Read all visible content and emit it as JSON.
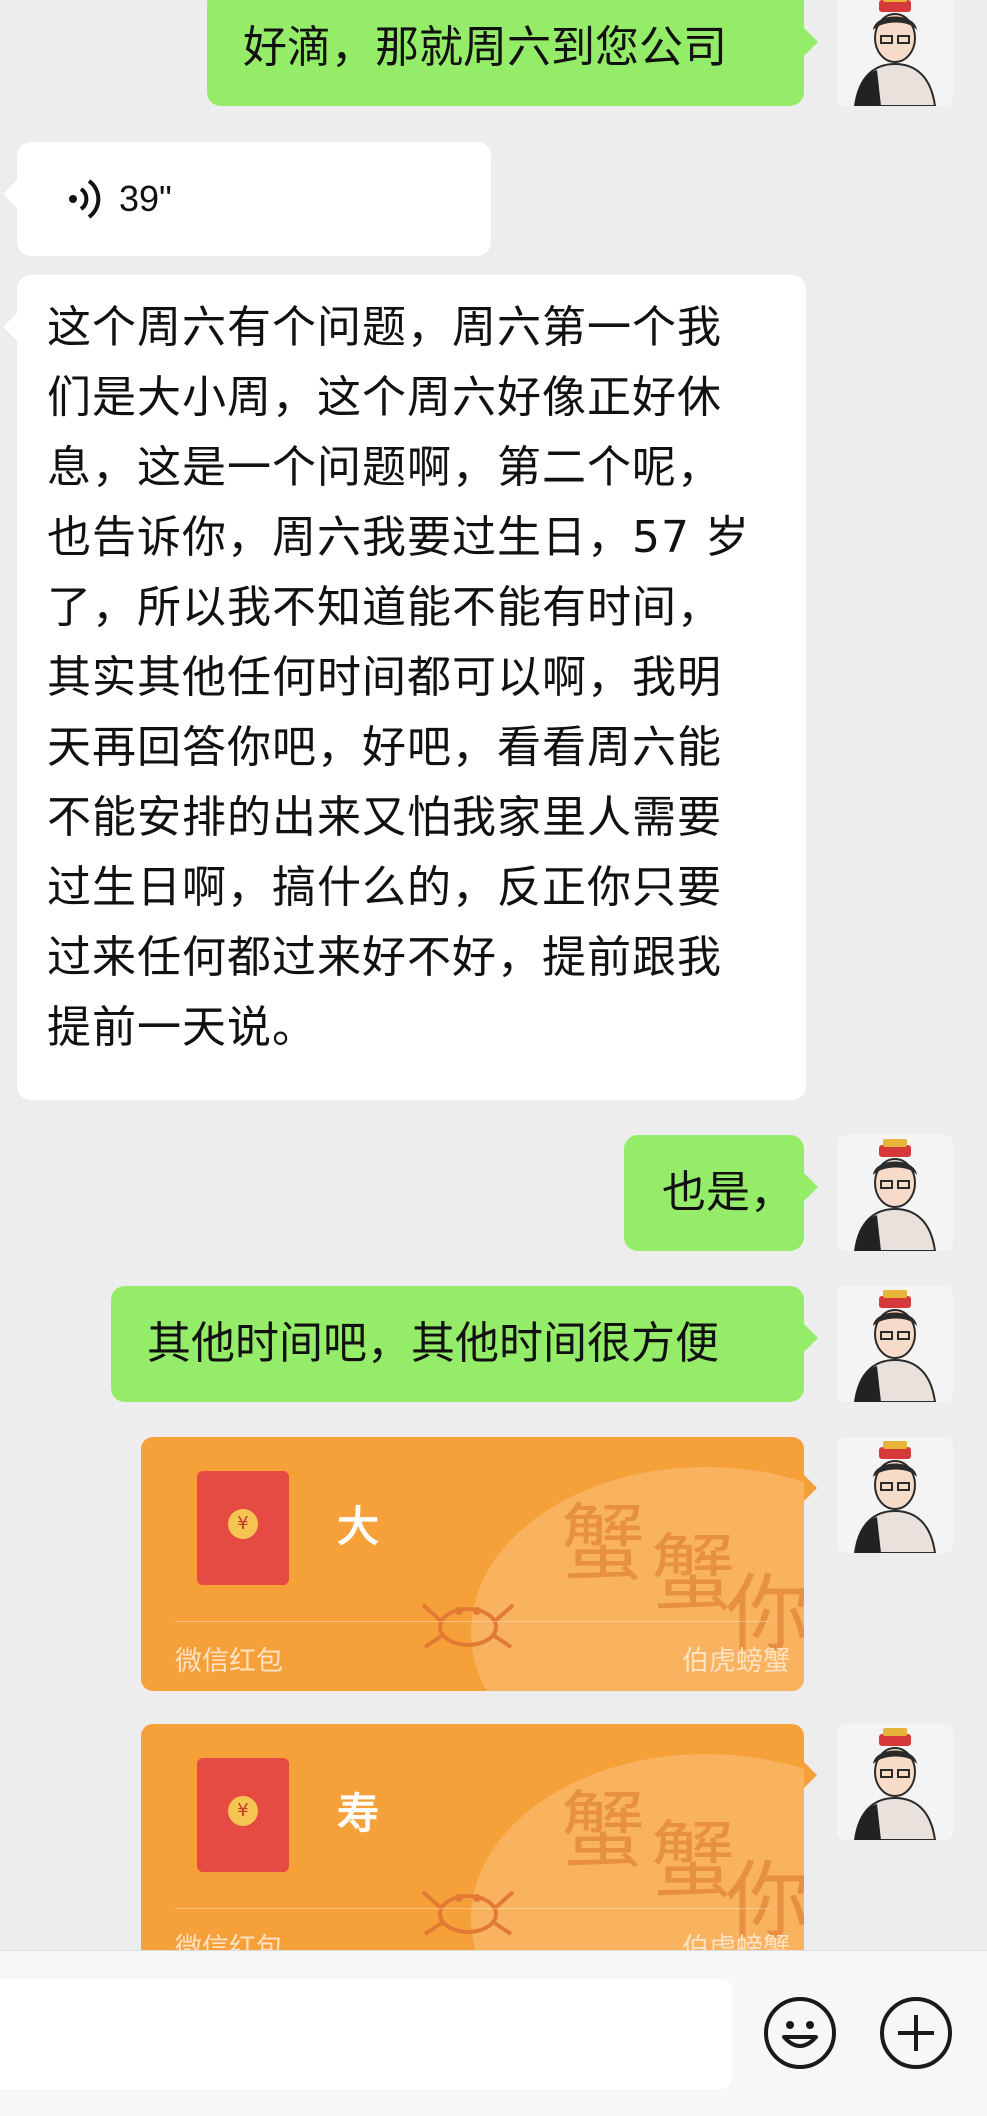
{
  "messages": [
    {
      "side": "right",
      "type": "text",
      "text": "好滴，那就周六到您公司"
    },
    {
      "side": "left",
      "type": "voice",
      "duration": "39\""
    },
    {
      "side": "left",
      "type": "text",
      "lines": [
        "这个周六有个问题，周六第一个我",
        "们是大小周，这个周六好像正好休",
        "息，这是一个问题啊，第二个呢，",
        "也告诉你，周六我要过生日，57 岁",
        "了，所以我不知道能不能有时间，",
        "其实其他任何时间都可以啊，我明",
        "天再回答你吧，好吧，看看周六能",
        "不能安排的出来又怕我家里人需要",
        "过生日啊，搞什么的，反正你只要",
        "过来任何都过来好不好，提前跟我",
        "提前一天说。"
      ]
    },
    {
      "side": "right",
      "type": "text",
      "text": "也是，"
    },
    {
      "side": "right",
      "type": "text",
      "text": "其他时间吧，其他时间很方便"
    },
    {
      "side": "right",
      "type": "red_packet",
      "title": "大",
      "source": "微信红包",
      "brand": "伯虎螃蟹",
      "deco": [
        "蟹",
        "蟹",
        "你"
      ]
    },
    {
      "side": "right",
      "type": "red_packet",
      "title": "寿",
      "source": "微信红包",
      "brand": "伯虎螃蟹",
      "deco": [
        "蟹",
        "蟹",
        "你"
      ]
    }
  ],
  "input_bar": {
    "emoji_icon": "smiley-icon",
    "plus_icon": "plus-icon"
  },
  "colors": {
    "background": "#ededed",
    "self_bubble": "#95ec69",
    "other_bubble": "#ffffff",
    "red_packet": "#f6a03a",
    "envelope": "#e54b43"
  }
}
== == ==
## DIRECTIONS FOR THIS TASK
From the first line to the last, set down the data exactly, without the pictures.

## EXPECTED ANSWER
Read all visible content and emit it as JSON.
{
  "messages": [
    {
      "side": "right",
      "type": "text",
      "text": "好滴，那就周六到您公司"
    },
    {
      "side": "left",
      "type": "voice",
      "duration": "39\""
    },
    {
      "side": "left",
      "type": "text",
      "lines": [
        "这个周六有个问题，周六第一个我",
        "们是大小周，这个周六好像正好休",
        "息，这是一个问题啊，第二个呢，",
        "也告诉你，周六我要过生日，57 岁",
        "了，所以我不知道能不能有时间，",
        "其实其他任何时间都可以啊，我明",
        "天再回答你吧，好吧，看看周六能",
        "不能安排的出来又怕我家里人需要",
        "过生日啊，搞什么的，反正你只要",
        "过来任何都过来好不好，提前跟我",
        "提前一天说。"
      ]
    },
    {
      "side": "right",
      "type": "text",
      "text": "也是，"
    },
    {
      "side": "right",
      "type": "text",
      "text": "其他时间吧，其他时间很方便"
    },
    {
      "side": "right",
      "type": "red_packet",
      "title": "大",
      "source": "微信红包",
      "brand": "伯虎螃蟹",
      "deco": [
        "蟹",
        "蟹",
        "你"
      ]
    },
    {
      "side": "right",
      "type": "red_packet",
      "title": "寿",
      "source": "微信红包",
      "brand": "伯虎螃蟹",
      "deco": [
        "蟹",
        "蟹",
        "你"
      ]
    }
  ],
  "input_bar": {
    "emoji_icon": "smiley-icon",
    "plus_icon": "plus-icon"
  },
  "colors": {
    "background": "#ededed",
    "self_bubble": "#95ec69",
    "other_bubble": "#ffffff",
    "red_packet": "#f6a03a",
    "envelope": "#e54b43"
  }
}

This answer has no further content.